#### ACTIVITY:
Find the string "Propulsion" in the data, then copy every line where it is found.

[Interface dataset entries]
BEGIN
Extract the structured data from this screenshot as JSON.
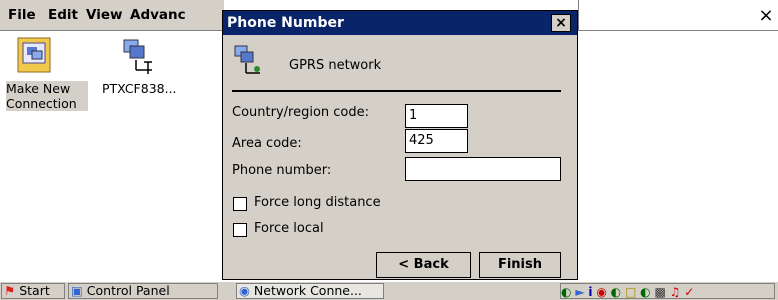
{
  "background_window": {
    "menu": [
      "File",
      "Edit",
      "View",
      "Advanc"
    ],
    "close_label": "×",
    "items": [
      {
        "label_line1": "Make New",
        "label_line2": "Connection"
      },
      {
        "label_line1": "PTXCF838...",
        "label_line2": ""
      }
    ]
  },
  "dialog": {
    "title": "Phone Number",
    "close_label": "×",
    "connection_name": "GPRS network",
    "country_label": "Country/region code:",
    "country_value": "1",
    "area_label": "Area code:",
    "area_value": "425",
    "phone_label": "Phone number:",
    "phone_value": "",
    "force_long_distance_label": "Force long distance",
    "force_local_label": "Force local",
    "back_button": "< Back",
    "finish_button": "Finish"
  },
  "taskbar": {
    "start": "Start",
    "tasks": [
      "Control Panel",
      "Network Conne..."
    ]
  },
  "colors": {
    "titlebar": "#0a246a",
    "face": "#d4d0c8"
  }
}
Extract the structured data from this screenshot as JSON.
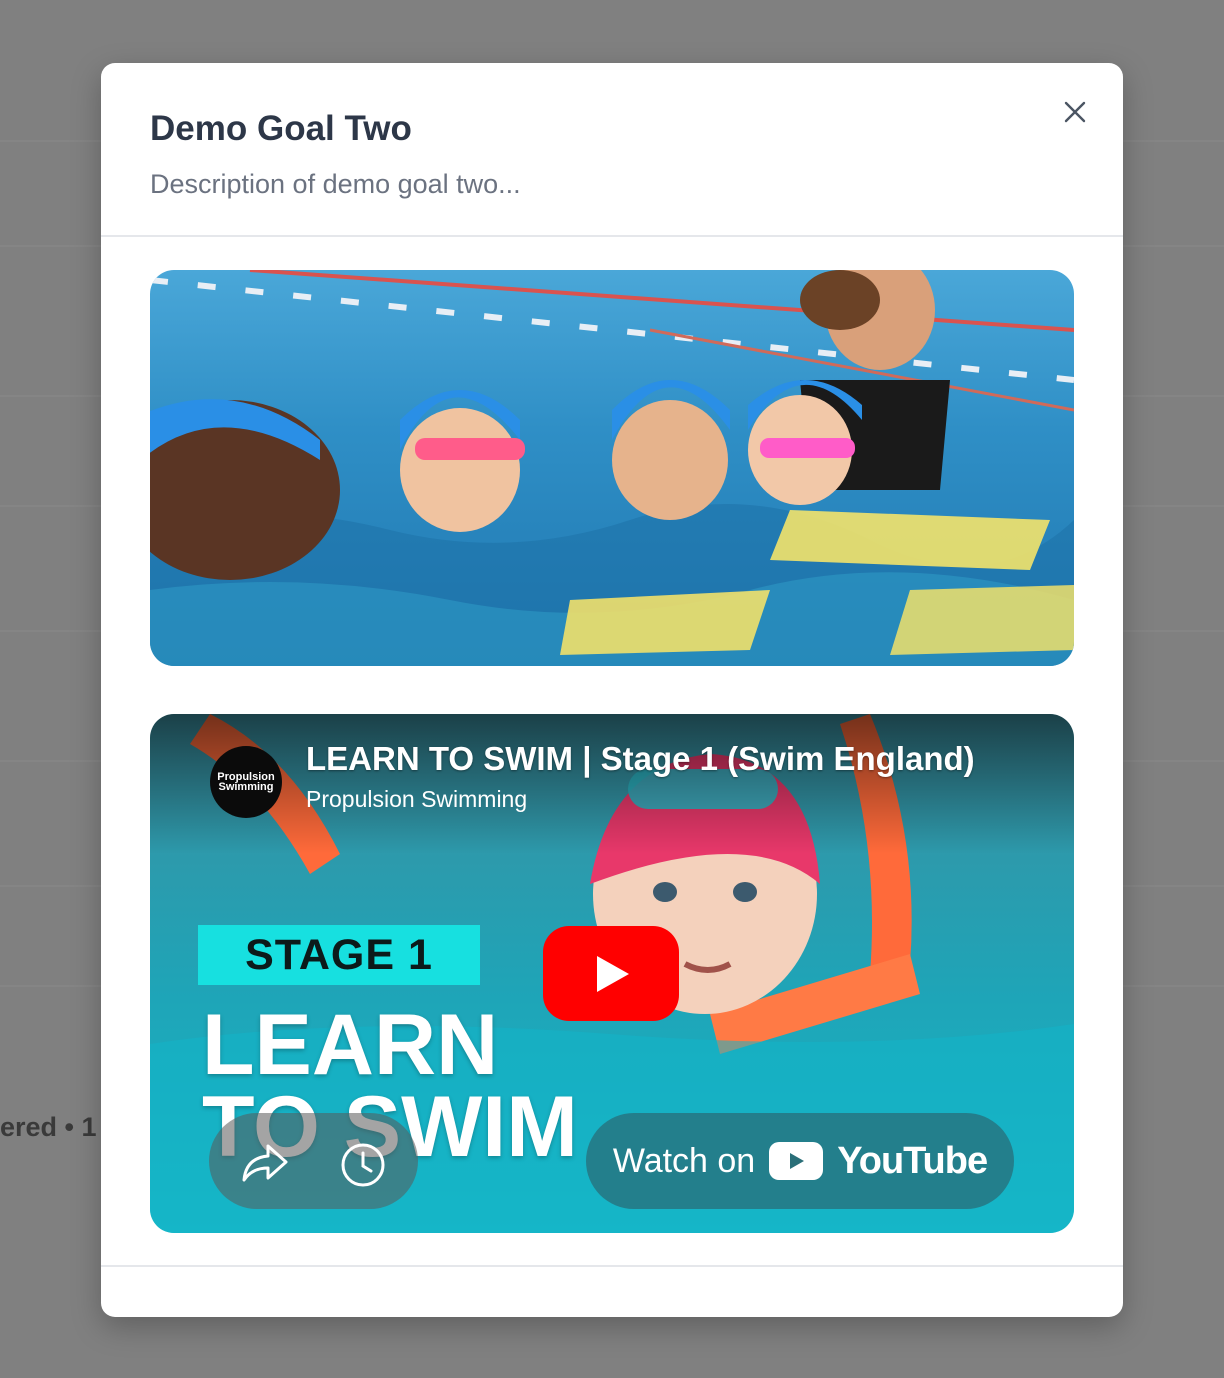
{
  "background": {
    "status_fragment": "ered • 1 "
  },
  "modal": {
    "title": "Demo Goal Two",
    "description": "Description of demo goal two...",
    "close_icon": "close-icon"
  },
  "goal_image": {
    "alt": "Children in swimming caps learning to swim with an instructor in a pool",
    "icon": "photo"
  },
  "video": {
    "title": "LEARN TO SWIM | Stage 1 (Swim England)",
    "channel": "Propulsion Swimming",
    "channel_avatar_text": "Propulsion Swimming",
    "thumbnail_badge": "STAGE 1",
    "thumbnail_headline_line1": "LEARN",
    "thumbnail_headline_line2": "TO SWIM",
    "watch_on": "Watch on",
    "youtube_word": "YouTube",
    "play_icon": "play-icon",
    "share_icon": "share-icon",
    "watch_later_icon": "clock-icon"
  },
  "colors": {
    "youtube_red": "#ff0000",
    "stage_badge": "#17e0e0",
    "title_text": "#2d3748",
    "description_text": "#6b7280"
  }
}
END
#### ANSWER SECTION:
    "channel": "Propulsion Swimming",
    "channel_avatar_text": "Propulsion Swimming",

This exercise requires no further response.